Make no mistake, though: the setlist is, truly, great. Cherry picking the best, most enjoyable songs from four different games must have been a challenge, but the list is extremely solid. Rush, Pantera, Incubus, Alice in Chains, Foo Fighters, White Zombie... these are just a handful of the artists with songs represented. Of course, Dragonforce's legendary "Through the Fire and the Flames" makes a return, and so does "Freebird", as one would expect. Everyone, I am sure, will have some song or band left out, and for me, that band was Megadeth. "Hangar 18" is one of the best playing songs in any music game, in my opinion. I can't really say enough about the songlist; if you have the slightest interest in the previous games, you will love these songs, period.
One issue about the game that I didn't enjoy were the new note tracks. I realize that the recordings are different, and thus the same exact tracks couldn't be used. However, in many cases, they are completely different, and so far from the original that you have to learn it all over again. In general, I found the new tracks to be less closely tied to the actual music, which has been the case for several iterations of the Guitar Hero franchise now. I suppose complaining about note tracks is nitpicking, but it's still worth mentioning.
Still, there is that naggling feeling while you are playing: we've done this before. The initial thrill of playing a song in Guitar Hero for the first time is gone. Sure, they are the master recordings, there are drums, and all that, but there is an overwhelming sense of deja vu. Clearly, nostalgia is powerful, but it feels a bit early to be playing these songs once again. Compounding this problem is the fact that Smash Hits is not compatible with previous GH games, or their DLC. You would think at some point that they would learn from Rock Band's success, both with integration between games and deploying to save your co-op partners. There have been three Guitar Hero games since Rock Band 2 now, and it seems like Activision should at least attempt to duplicate these features, but unfortunately, this has not been the case so far.

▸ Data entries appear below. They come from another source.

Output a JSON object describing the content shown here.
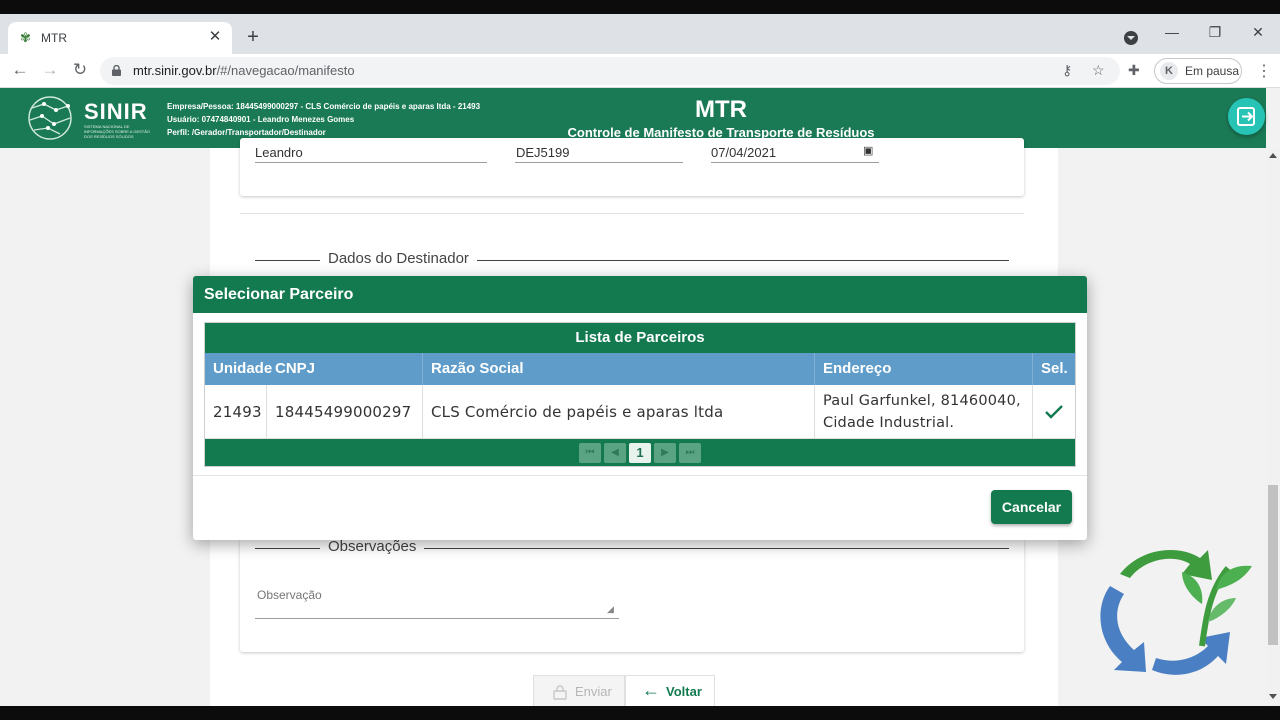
{
  "browser": {
    "tab_title": "MTR",
    "url_host": "mtr.sinir.gov.br",
    "url_path": "/#/navegacao/manifesto",
    "profile_status": "Em pausa"
  },
  "header": {
    "logo_text": "SINIR",
    "logo_subtitle": "SISTEMA NACIONAL DE INFORMAÇÕES SOBRE A GESTÃO DOS RESÍDUOS SÓLIDOS",
    "company_line": "Empresa/Pessoa: 18445499000297 - CLS Comércio de papéis e aparas ltda - 21493",
    "user_line": "Usuário: 07474840901 - Leandro Menezes Gomes",
    "profile_line": "Perfil: /Gerador/Transportador/Destinador",
    "app_title": "MTR",
    "app_subtitle": "Controle de Manifesto de Transporte de Resíduos"
  },
  "form": {
    "driver_name": "Leandro",
    "plate": "DEJ5199",
    "date": "07/04/2021",
    "section_destinador": "Dados do Destinador",
    "section_observacoes": "Observações",
    "observacao_placeholder": "Observação",
    "enviar_label": "Enviar",
    "voltar_label": "Voltar"
  },
  "modal": {
    "title": "Selecionar Parceiro",
    "list_caption": "Lista de Parceiros",
    "columns": [
      "Unidade",
      "CNPJ",
      "Razão Social",
      "Endereço",
      "Sel."
    ],
    "rows": [
      {
        "unidade": "21493",
        "cnpj": "18445499000297",
        "razao_social": "CLS Comércio de papéis e aparas ltda",
        "endereco_line1": "Paul Garfunkel, 81460040,",
        "endereco_line2": "Cidade Industrial."
      }
    ],
    "pager_page": "1",
    "cancel_label": "Cancelar"
  },
  "colors": {
    "brand_green": "#137a50",
    "table_header_blue": "#5f9cc9",
    "header_green": "#1b7a56",
    "logout_teal": "#27c4b5"
  }
}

While I cannot deny the fact that Smash Hits is a good time, I still feel a bit disappointed by it. The master recordings and additional instruments are a big plus, but are balanced out by the full price and lack of any innovation whatsoever to the gameplay. The songs would probably have been better off released as DLC, but Activision seems committed to the regular disc based release scheme. Speaking in terms of DLC cost, there is value here, as four dozen songs would cost far more than $60 at current prices. But for many GH enthusiasts, you already own these songs, and can play them anytime. How strongly you feel about playing these songs again is going to be the deal breaker when it comes to your own enjoyment of Guitar Hero Smash Hits.
The Co-Op Experience: The Guitar Hero franchise continues as a full band experience.BackgroundThe setlist will include the best of Guitar Hero 1, 2, and 3, plus the Rocks the 80s expansion.
Co-Optimus game reviews focus on the cooperative experience of a game, our final score graphic represents this experience along with an average score for the game overall. For an explanation of our scores please check our Review Score Explanation Guide.